Countries around the world are grappling with how to address climate change and its related risks through legislation. The United Nations has developed many binding international treaties on climate change. Highlighted below are some key pieces of international climate change legislation.
United Nations Framework Convention on Climate Change (UNFCCC)
Nearly all the world’s countries have ratified the United Nations Framework Convention on Climate Change (UNFCC), an international treaty intended to stabilize greenhouse gas concentrations in the atmosphere. Adopted in 1992, the parties to the UNFCC are part of the Conference of the Parties (COP). The COP holds annual meetings to evaluate its progress in meeting climate change goals and to make decisions.
While the UNFCCC’s primary objective is “the stabilization of greenhouse gases in the atmosphere at a level that would prevent dangerous anthropogenic interference with the climate system,” it does not set specific targets. Many countries have adopted other treaties that set specific targets for greenhouse gas emission reduction.
Adopted in 1997, the Kyoto Protocol includes a series of obligations to slow climate change by reducing greenhouse gases. The United States did not ratify the Kyoto Protocol. It entered into force in 2005, following ratification by Russia and Canada.
The Kyoto Protocol lists several greenhouse gases countries must seek to reduce, including carbon dioxide, methane, nitrous oxide, and hydrofluorocarbons. Article 3 of the Kyoto Protocol assigns binding greenhouse gas emission targets for each party country. Countries may not emit greenhouse gases over their assigned amounts.
To enforce the goal of reducing climate change, the Kyoto Protocol imposes penalties on parties that have emitted greenhouse gases over their allocated amounts. For every ton of carbon dioxide emitted over its assigned amount, the breaching party must reduce its overall emissions by 1.3 tons in the subsequent period. The breaching party must also develop a compliance action plan going forward.
Another component of the emission reduction targets are commitments to energy efficiency, renewable energy, protection of natural resources, and phasing out fiscal incentives to industries that are heavy emitters of greenhouse gases.
In 2021, the Doha Amendment amended the Kyoto Protocol. The Doha Amendment established a second commitment period for implementing measures to reduce emissions. Under the Doha Amendment, by 2020, countries were to collectively achieve an 18% reduction in greenhouse gas emissions from 1990 levels.
The Paris Agreement’s main goal is to mobilize countries to take proactive measures to curb the rise in global temperatures. The agreement aims to keep the rise in global temperatures well below 2 degrees Celsius, and actively pursues efforts to limit the temperature further to 1.5 degrees Celsius.

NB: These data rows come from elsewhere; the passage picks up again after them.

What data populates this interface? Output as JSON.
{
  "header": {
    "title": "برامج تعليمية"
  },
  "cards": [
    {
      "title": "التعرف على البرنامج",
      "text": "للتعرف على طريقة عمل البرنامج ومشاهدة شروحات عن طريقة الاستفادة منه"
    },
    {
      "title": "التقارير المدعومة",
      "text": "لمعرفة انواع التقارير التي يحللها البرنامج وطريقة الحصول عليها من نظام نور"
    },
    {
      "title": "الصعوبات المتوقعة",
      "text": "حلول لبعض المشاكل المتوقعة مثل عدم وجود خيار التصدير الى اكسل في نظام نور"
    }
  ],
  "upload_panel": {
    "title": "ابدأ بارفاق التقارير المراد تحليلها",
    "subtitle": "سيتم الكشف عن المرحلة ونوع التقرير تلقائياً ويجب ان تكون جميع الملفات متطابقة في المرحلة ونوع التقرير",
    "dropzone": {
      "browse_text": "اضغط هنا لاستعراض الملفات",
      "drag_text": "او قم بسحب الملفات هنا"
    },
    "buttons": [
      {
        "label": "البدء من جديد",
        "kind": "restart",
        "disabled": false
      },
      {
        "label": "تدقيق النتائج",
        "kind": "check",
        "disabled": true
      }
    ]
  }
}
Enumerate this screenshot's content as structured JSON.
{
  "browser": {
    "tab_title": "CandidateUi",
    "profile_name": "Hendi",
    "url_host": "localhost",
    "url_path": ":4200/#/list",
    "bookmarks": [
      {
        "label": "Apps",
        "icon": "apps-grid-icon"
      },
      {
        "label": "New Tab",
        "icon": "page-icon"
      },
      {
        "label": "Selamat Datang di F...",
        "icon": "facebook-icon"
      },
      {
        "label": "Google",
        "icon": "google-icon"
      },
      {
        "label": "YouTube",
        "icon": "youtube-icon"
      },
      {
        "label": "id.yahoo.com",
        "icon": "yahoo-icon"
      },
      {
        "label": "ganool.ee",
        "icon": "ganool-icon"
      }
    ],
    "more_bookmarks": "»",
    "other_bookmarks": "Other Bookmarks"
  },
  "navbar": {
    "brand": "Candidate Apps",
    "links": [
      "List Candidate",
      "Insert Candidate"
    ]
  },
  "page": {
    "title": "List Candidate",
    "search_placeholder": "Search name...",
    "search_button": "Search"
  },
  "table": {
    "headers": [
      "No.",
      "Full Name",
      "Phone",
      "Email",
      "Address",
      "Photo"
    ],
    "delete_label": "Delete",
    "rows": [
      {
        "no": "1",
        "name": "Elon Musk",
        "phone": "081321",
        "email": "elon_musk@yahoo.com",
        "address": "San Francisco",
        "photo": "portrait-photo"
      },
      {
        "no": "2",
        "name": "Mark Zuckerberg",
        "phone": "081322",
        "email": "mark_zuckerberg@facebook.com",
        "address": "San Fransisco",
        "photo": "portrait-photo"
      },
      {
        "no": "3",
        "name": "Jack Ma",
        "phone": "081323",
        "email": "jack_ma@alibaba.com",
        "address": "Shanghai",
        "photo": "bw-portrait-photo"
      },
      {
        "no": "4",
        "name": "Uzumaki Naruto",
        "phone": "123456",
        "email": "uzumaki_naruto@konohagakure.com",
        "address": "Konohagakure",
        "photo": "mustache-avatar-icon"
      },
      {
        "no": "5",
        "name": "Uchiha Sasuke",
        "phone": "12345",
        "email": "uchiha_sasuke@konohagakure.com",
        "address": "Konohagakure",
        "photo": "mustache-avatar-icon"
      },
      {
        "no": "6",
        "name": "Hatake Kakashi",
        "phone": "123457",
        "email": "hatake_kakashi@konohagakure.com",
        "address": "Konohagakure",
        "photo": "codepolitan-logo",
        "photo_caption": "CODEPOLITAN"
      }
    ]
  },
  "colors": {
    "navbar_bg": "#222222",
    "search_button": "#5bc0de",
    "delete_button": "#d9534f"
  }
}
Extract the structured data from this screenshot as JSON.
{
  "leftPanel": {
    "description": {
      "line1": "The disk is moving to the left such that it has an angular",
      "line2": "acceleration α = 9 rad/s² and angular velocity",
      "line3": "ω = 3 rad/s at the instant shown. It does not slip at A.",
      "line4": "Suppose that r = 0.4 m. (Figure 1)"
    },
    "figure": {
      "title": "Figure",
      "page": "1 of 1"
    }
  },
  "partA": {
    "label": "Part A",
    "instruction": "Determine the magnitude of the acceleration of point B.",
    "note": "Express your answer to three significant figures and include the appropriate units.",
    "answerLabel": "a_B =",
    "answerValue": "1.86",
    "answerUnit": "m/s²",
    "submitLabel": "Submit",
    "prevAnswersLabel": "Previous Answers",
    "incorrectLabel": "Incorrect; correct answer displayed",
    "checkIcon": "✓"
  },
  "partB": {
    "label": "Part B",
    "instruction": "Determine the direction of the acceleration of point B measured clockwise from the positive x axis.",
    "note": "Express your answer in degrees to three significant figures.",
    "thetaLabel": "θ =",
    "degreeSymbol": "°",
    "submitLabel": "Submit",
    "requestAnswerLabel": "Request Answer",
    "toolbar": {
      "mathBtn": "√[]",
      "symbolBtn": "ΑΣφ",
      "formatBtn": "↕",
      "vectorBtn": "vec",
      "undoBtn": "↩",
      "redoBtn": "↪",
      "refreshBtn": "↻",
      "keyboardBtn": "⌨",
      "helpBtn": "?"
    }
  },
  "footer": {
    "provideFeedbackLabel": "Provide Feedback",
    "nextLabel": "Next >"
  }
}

More than 190 countries adopted the Paris Agreement in December 2015. It entered into force in November 2016. Parties to the Paris Agreement must combat climate changes through specific financial, technological, and capacity-building measures.
The Paris Agreement seeks to improve climate change resiliency and to mobilize financial resources in support of its goals. Among the Paris Agreement’s key provisions are:
Nationally determined contributions (NDCs): The climate action plans that each country sets for itself are known as nationally determined contributions (NDCs). Countries must update them every five years. For developed countries, NDCs should be economy-wide.
REDD+ mechanism: REDD+ stands for countries’ efforts to reduce emissions from deforestation and degradation of forests. Parties are encouraged to follow the REDD+ framework, which provides guidance for the sustainable conservation of forests.
GHG emissions peaking and goal of achieving zero net emissions: According to this principle, parties should peak their greenhouse gas emissions as soon as possible, and then proactively work to slow emissions from that point onwards. The Paris Agreement has an ambitious goal to reach zero net emissions by 2050.
China, one of the world’s biggest greenhouse gas emitters, is also a party to the Paris Agreement. However, there are been questions about China’s ability to deliver on its commitment to lowering emissions. In 2020, former President Donald Trump notified the United Nations that the United States was formally withdrawing from the Paris Agreement.
Adoption of Climate Change and Energy Policies by the EU
The European Union has implemented several of its own climate change initiatives to curb greenhouse gas emissions. For example, in June 2018 the EU adopted accounting rules for land use and forestry. Known as the LULUCF Regulation, it requires member states to follow certain accounting rules for calculating greenhouse emissions and removals.